Is “phoneless” a blessing or a curse?  I shall find out soon!

Meanwhile, dear friends, text me not, nor call me.  Hopefully, life resumes on the after-morrow when the replacement phone arrives.

Eyewitness: Crime Scene Drama at the Y! Thursday, Aug 4 2011 

Returning home from a business trip to Alexandria yesterday afternoon, I noticed some excitement going on at the Citizens Bank in Pine Prairie– a couple of Evangeline

EPSO on scene after a bank robbery: I passed this scene around the time this picture was taken. Photo from KATCTV website.

Parish Sheriff’s units were parked in the lot alongside a local TV news vehicle.   “Whoa!” thought I, but then I chuckled to myself as I considered that for once, it’s safe to drive faster than 45 through town since the Pine Prairie local yokel cop, whose customary occupation is running a radar speed trap on the highway, would be preoccupied with whatever was going on in that bank.  Amused, I drove on.

I stopped about 6 miles down the road at the Y Not Stop truck stop to fuel up the university fleet vehicle I was driving.  As I pulled up to the pump and got out, I noticed a pickup at the next island.  I young woman smiled politely in a friendly manner as we briefly made eye contact, and I went about my business.  Immediately, though, I noticed I had parked on the wrong side of the pump to get to the car’s gas cap, so somewhat irked, I decided to go into the station and use the restroom before I moved the car around to another pump to complete the fill-up.

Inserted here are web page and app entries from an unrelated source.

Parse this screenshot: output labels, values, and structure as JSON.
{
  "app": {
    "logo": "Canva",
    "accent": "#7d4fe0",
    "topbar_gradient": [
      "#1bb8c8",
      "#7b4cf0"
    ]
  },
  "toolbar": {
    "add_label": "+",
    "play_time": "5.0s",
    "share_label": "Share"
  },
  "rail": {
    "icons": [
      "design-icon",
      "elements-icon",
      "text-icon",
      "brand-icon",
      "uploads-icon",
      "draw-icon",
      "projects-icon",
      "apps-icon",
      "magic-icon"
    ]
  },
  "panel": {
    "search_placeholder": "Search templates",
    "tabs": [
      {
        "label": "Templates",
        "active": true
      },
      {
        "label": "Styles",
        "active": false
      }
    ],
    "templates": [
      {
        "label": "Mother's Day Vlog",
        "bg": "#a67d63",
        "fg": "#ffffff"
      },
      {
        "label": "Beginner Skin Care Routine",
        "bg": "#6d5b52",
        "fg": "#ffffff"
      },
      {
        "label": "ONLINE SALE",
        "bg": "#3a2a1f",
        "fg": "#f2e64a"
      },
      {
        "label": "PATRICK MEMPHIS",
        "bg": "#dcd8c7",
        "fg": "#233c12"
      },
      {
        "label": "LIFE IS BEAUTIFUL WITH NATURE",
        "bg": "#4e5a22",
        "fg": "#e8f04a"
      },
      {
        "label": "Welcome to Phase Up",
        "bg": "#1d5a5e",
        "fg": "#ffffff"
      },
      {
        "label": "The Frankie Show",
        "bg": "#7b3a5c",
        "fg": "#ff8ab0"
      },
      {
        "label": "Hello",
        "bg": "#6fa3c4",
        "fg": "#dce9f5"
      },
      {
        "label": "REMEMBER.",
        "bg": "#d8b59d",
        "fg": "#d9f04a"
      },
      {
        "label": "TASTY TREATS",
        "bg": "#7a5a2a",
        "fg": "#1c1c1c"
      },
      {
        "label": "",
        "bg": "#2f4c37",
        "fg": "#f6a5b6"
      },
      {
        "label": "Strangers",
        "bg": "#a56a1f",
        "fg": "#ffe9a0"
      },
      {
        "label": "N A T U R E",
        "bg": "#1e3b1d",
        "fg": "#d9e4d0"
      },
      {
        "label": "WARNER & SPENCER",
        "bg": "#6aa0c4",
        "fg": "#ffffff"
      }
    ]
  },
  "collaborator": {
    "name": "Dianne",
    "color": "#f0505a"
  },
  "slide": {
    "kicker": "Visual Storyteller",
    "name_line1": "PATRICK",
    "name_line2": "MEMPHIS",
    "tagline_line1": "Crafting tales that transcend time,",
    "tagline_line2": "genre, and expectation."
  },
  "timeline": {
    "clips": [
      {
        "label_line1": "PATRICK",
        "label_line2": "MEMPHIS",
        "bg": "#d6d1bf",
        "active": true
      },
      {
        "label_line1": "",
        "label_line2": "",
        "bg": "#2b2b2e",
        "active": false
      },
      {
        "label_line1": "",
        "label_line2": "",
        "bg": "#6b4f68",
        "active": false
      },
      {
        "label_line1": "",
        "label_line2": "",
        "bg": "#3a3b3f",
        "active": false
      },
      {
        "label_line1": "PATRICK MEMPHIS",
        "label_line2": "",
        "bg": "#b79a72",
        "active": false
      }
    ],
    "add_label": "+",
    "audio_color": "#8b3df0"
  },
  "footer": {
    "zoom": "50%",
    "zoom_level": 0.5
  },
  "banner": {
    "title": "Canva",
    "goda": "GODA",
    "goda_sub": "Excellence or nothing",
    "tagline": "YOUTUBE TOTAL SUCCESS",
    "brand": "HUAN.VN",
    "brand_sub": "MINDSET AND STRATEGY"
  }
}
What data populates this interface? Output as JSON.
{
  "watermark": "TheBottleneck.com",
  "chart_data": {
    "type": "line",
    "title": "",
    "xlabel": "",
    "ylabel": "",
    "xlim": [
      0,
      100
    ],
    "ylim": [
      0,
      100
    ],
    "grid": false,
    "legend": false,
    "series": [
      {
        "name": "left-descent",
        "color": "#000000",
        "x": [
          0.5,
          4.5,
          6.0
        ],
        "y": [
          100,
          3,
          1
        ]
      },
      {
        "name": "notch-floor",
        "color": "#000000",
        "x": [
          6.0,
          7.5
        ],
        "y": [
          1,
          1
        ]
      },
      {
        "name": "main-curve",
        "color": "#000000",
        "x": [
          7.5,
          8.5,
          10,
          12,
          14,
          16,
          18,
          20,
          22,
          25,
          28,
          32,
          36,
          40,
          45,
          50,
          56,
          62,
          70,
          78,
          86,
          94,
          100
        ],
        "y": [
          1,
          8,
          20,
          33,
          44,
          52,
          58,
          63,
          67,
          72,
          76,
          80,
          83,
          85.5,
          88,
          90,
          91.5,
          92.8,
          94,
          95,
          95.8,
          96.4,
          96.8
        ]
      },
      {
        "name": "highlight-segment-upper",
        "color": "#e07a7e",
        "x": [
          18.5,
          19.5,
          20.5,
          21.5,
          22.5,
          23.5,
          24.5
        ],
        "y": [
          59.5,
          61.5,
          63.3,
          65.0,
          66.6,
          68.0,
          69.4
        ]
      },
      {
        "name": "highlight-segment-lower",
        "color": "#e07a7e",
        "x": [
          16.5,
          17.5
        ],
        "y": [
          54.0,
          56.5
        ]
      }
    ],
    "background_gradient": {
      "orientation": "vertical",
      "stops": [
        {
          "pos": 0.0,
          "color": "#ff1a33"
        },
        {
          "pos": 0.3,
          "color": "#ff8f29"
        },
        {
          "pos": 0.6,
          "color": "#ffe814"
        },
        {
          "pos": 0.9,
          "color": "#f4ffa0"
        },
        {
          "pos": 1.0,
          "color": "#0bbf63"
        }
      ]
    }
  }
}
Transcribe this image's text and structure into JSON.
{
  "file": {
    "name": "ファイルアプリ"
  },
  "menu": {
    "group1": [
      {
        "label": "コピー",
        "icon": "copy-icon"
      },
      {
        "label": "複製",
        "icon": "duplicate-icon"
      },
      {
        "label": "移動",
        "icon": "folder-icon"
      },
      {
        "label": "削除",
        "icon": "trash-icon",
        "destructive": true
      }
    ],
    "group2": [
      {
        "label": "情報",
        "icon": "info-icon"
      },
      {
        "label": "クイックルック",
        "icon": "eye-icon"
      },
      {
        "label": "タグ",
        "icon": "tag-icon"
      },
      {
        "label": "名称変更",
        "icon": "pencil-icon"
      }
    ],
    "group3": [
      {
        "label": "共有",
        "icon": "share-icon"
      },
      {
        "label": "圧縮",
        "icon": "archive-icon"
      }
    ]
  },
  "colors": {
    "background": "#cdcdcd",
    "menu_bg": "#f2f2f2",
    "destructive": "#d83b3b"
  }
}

Inside the station, another guy walked into the restroom before me, so I had to wait.  In the lobby at the same time I passed a young man with a little girl by the hand.  I overheard briefly his question to the little girl, seemingly his daughter: “You can’t wait till we get home?”

“Chere baby,” thought I.  He put her into the ladies’ room and told her he’d wait right outside the door until she came out.  A moment or two later, I got to get into the men’s room and was shortly on the way back to the pumps to move the car to the other side.  Just as I was getting into the car, a sheriff’s unit pulled into the driveway and stopped perpendicular to the front of the pickup where the young woman sat.  At the same time, a second sheriff’s squad car maneuvered into the lot and parked perpendicular to the rear of the pickup.   Whoa!  Obviously, some kind of intrigue was brewing.

I was in a hurry to move then, so I drove around to a pump on the far side of the lot and began fueling.  I overheard one of the sheriff’s deputies calling out, “M’am” as I saw the young woman in the pickup walking toward the store.  They motioned her to come back and stay.  I couldn’t see everything that was going on because several cars were between me and all this unfolding drama, but the plot thickened when the young man with the little girl in the store came out with the little girl walking alongside.  He had an Icee drink in each hand, presumably one for him and one for his wife.  The sheriff’s deputies met him and began a conversation.  I could see little and hear less, but after a minute or two, an unmarked SUV with blue lights flickering in the grill came racing in from the north.  The lawman in that vehicle swirled into the station lot and joined the two sheriff’s deputies.  Shortly, the business-like questioning and conversation that had seemed to be going on escalated.  Again, I could not see clearly and heard less, but an obvious scuffle erupted and the lawmen ended up taking down the young man.  When they got him up, he was handcuffed and was getting tucked into the back seat of one of the squad cars.

I’ve been following the news to find out exactly what  I witnessed, and the connection to the bank robbery in Pine Prairie seems pretty firm.  KLFY-TV is running a piece this morning that sheds more light.  I’ll be following this story with interest in the days to come.

Moral of the story?  Hmmmm . . . you just never know what people you casually rub shoulders with in the public are going through.  Here was a normal-looking family, getting gas and Icee’s and taking a potty break at the filling station, but my, what disturbing secrets lurked beneath the surface!  Since the husband and wife were both arrested, I also wonder what happened to the little girl who witnessed the scene.  That’s the most disturbing part of the drama, which overall was very unsettling.  I’d rather not be so close to criminal investigations.